Segment Open

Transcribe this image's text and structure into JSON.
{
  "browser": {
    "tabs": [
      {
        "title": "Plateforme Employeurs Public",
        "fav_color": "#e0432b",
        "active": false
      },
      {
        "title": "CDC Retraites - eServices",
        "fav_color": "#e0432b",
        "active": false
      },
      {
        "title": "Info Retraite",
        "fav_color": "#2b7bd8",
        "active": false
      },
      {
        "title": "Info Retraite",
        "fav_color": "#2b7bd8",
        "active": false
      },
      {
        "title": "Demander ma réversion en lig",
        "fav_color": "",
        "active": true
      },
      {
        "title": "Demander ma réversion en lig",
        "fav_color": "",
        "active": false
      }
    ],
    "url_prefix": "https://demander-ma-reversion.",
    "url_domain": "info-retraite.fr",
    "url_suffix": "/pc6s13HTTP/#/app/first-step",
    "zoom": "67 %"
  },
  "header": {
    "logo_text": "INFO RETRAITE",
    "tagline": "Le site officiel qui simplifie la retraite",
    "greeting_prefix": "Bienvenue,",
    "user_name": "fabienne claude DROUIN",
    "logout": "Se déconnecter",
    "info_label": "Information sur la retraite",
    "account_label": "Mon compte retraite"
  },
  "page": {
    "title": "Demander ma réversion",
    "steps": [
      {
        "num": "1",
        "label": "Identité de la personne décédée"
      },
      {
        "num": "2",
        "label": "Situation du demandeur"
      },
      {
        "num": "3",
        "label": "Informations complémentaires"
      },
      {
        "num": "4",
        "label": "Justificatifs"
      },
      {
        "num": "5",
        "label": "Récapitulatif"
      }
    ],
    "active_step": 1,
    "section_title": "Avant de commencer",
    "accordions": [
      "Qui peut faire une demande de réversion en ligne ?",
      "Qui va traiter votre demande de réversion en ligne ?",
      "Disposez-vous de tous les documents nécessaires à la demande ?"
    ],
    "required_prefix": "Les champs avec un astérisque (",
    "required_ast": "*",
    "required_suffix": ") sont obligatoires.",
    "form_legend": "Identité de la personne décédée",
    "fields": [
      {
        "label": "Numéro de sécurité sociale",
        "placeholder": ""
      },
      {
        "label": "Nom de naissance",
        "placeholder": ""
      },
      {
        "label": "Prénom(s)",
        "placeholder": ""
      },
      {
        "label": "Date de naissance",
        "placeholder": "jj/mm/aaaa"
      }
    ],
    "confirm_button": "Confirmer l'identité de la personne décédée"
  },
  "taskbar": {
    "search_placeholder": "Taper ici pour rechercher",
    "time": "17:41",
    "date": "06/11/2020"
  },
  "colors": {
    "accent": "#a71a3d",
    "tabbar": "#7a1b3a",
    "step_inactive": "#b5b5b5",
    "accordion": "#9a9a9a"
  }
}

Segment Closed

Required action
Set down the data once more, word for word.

Response to this exercise
Transcribe this image's text and structure into JSON.
{
  "browser": {
    "tabs": [
      {
        "title": "Plateforme Employeurs Public",
        "fav_color": "#e0432b",
        "active": false
      },
      {
        "title": "CDC Retraites - eServices",
        "fav_color": "#e0432b",
        "active": false
      },
      {
        "title": "Info Retraite",
        "fav_color": "#2b7bd8",
        "active": false
      },
      {
        "title": "Info Retraite",
        "fav_color": "#2b7bd8",
        "active": false
      },
      {
        "title": "Demander ma réversion en lig",
        "fav_color": "",
        "active": true
      },
      {
        "title": "Demander ma réversion en lig",
        "fav_color": "",
        "active": false
      }
    ],
    "url_prefix": "https://demander-ma-reversion.",
    "url_domain": "info-retraite.fr",
    "url_suffix": "/pc6s13HTTP/#/app/first-step",
    "zoom": "67 %"
  },
  "header": {
    "logo_text": "INFO RETRAITE",
    "tagline": "Le site officiel qui simplifie la retraite",
    "greeting_prefix": "Bienvenue,",
    "user_name": "fabienne claude DROUIN",
    "logout": "Se déconnecter",
    "info_label": "Information sur la retraite",
    "account_label": "Mon compte retraite"
  },
  "page": {
    "title": "Demander ma réversion",
    "steps": [
      {
        "num": "1",
        "label": "Identité de la personne décédée"
      },
      {
        "num": "2",
        "label": "Situation du demandeur"
      },
      {
        "num": "3",
        "label": "Informations complémentaires"
      },
      {
        "num": "4",
        "label": "Justificatifs"
      },
      {
        "num": "5",
        "label": "Récapitulatif"
      }
    ],
    "active_step": 1,
    "section_title": "Avant de commencer",
    "accordions": [
      "Qui peut faire une demande de réversion en ligne ?",
      "Qui va traiter votre demande de réversion en ligne ?",
      "Disposez-vous de tous les documents nécessaires à la demande ?"
    ],
    "required_prefix": "Les champs avec un astérisque (",
    "required_ast": "*",
    "required_suffix": ") sont obligatoires.",
    "form_legend": "Identité de la personne décédée",
    "fields": [
      {
        "label": "Numéro de sécurité sociale",
        "placeholder": ""
      },
      {
        "label": "Nom de naissance",
        "placeholder": ""
      },
      {
        "label": "Prénom(s)",
        "placeholder": ""
      },
      {
        "label": "Date de naissance",
        "placeholder": "jj/mm/aaaa"
      }
    ],
    "confirm_button": "Confirmer l'identité de la personne décédée"
  },
  "taskbar": {
    "search_placeholder": "Taper ici pour rechercher",
    "time": "17:41",
    "date": "06/11/2020"
  },
  "colors": {
    "accent": "#a71a3d",
    "tabbar": "#7a1b3a",
    "step_inactive": "#b5b5b5",
    "accordion": "#9a9a9a"
  }
}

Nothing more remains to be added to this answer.